The Senior Sex Education Experience (SEXEE) Study: Considerations for the Development of an Adult Sex Education Pilot Intervention

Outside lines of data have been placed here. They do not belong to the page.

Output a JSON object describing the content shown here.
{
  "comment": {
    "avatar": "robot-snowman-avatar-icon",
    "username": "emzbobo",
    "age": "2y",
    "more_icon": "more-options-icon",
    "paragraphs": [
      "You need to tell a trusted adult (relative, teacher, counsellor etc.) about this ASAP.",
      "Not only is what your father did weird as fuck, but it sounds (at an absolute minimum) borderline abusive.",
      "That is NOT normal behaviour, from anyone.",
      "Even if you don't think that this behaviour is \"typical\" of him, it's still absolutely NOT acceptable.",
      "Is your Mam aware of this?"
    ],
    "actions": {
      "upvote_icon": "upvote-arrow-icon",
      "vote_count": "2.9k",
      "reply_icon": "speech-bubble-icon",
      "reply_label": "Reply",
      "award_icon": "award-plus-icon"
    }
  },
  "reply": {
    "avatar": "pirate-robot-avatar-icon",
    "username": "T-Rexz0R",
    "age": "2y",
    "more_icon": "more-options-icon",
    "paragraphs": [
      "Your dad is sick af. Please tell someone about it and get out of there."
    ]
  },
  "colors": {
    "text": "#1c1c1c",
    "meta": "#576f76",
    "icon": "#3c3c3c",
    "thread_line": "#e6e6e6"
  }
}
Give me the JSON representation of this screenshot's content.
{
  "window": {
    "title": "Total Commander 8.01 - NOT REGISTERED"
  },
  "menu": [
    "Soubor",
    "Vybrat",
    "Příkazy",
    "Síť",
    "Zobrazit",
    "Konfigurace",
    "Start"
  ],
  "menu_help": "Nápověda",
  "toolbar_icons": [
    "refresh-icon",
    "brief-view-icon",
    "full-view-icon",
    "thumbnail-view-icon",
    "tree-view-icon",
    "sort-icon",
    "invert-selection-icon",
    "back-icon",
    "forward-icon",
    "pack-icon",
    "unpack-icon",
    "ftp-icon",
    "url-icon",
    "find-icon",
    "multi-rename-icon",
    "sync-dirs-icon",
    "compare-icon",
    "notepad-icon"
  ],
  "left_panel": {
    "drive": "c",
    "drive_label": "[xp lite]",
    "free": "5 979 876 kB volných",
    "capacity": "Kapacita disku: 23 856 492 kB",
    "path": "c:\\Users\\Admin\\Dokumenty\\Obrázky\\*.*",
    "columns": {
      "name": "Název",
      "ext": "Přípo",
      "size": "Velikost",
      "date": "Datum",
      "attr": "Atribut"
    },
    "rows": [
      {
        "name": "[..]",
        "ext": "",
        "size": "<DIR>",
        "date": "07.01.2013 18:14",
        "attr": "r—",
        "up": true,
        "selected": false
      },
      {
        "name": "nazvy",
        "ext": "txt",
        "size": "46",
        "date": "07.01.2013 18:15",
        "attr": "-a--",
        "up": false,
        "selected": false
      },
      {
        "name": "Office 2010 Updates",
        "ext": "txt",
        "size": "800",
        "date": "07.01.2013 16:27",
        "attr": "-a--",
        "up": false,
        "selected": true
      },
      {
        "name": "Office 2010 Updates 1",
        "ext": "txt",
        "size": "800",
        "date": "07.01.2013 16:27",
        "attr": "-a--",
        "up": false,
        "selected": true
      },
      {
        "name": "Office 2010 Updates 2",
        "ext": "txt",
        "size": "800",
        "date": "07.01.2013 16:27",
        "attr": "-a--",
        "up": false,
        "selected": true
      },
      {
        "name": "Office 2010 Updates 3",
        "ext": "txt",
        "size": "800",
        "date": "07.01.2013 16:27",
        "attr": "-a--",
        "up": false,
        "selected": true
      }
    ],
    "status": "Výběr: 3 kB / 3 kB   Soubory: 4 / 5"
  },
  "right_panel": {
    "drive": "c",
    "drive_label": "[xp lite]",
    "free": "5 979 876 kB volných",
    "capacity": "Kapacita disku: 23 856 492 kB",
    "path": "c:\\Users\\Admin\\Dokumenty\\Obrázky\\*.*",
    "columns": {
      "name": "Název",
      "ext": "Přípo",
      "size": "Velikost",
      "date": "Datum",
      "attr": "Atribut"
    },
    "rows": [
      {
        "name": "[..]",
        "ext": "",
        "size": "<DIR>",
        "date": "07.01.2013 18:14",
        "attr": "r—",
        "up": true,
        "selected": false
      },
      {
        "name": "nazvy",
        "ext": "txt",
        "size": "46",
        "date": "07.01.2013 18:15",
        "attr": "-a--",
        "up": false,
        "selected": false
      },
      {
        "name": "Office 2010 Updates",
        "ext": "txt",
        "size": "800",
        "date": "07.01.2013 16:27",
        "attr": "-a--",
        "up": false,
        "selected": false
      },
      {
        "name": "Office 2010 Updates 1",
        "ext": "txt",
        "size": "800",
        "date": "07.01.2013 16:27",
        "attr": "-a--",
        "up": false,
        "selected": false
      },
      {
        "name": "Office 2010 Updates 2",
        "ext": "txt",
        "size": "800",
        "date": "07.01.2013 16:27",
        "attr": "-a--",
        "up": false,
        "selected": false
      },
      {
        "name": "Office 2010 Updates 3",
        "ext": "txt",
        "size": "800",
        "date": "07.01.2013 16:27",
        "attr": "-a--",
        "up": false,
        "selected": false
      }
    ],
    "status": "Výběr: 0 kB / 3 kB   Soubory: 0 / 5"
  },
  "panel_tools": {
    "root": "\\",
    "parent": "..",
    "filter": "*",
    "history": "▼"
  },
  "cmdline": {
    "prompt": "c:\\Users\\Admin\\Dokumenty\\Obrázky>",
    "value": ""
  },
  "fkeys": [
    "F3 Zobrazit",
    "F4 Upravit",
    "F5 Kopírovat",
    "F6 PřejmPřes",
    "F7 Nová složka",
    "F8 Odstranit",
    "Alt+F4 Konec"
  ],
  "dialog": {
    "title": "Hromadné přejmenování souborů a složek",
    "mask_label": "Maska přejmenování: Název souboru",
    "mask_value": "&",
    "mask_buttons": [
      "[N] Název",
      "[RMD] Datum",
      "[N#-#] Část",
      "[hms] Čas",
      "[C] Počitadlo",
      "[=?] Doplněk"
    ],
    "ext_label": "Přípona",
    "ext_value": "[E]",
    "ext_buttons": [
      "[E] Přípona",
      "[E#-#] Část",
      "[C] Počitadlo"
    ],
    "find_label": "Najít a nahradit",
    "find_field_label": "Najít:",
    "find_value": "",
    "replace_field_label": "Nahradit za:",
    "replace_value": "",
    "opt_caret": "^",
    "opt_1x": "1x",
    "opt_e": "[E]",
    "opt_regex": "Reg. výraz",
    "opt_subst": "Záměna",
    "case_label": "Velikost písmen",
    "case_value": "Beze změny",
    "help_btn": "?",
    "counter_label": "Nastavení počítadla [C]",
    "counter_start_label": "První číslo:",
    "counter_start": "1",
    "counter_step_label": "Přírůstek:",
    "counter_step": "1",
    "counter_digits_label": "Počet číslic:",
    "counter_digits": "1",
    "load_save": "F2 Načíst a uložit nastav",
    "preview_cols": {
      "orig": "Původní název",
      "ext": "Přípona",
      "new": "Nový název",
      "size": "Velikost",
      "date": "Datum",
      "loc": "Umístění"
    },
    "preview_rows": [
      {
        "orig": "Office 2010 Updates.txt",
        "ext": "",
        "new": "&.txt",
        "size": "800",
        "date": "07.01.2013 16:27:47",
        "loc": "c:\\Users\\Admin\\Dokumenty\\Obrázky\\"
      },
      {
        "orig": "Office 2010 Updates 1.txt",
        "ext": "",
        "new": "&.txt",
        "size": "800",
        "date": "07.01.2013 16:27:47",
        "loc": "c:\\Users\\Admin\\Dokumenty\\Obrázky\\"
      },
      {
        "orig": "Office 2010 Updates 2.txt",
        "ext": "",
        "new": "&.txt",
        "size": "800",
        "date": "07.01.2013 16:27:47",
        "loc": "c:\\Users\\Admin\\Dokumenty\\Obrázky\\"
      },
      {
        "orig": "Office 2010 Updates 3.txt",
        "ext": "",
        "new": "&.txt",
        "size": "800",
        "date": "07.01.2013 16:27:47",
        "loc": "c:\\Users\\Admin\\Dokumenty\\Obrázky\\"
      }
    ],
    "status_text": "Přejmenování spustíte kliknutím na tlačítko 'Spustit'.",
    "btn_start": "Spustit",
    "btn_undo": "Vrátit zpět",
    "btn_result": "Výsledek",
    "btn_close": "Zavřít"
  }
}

Overview: Remaining sexually active into later life has health benefits and risks, but middle-aged and older adults (MOAs) receive virtually no sex education. Unprecedented spikes in the prevalence of later-life sexual dysfunction and disease notwithstanding, no study to date has conceptualized a framework for an evidence- and needs-based sex education program for adults. Using the biopsychosocial and sexual health models as guiding theories, this research conceptualized one such program. Methods: A key component of analysis assessed physicians’ and adults’ lived experiences, needs, and recommendations directly, integrating findings into a usable framework. The purposive sample included 17 adults, ages 53 to 77 (M = 65; SD = 7.63; 64.70% female) and six physicians, including two family medicine providers, two geriatricians, and two urogynecologists (M = 56.16; SD = 13.34; 50% female). All participants provided basic demographic information and completed a measure of late-life sexual knowledge. MOAs participated in three separate focus groups to determine their needs, interest in, and suggestions for an educational intervention, while providing additional insights into their lived experiences with aging and sexuality. Physicians completed semi-structured interviews to describe their experiences discussing sexual health, identify the perceived facilitators and barriers to those discussions, and elicit their program recommendations. Constructivist grounded theory oriented qualitative coding techniques. Results: Late life sexual knowledge appeared suboptimal among MOAs and physicians alike. Both groups agreed on the value of an adult sex education program. Of the 21 separate educational modules proposed, physicians and MOAs shared six, including (a) sexual changes with aging, (b) the spectrum of sex, (c) STDs, (d) health and sexuality, (e) sex and dementia, and (f) dating. Adults reported receiving and internalizing ageist messages about their sexuality. Though MOAs and physicians considered sexuality important to successful aging, both identified individual, dynamic, and environmental barriers to clinical sexual health discussions, including (a) time and other logistical barriers; (b) ageist assumptions, attitudes, and beliefs about sexuality; (c) physicians’ perceived lack of knowledge or experience; and (d) avoidance and discomfort. However, they agreed on five facilitators, including (a) bedside manner, (b) rapport, (c) privacy, (d) standardized sexual health assessment, and (e) a comfortable clinical setting.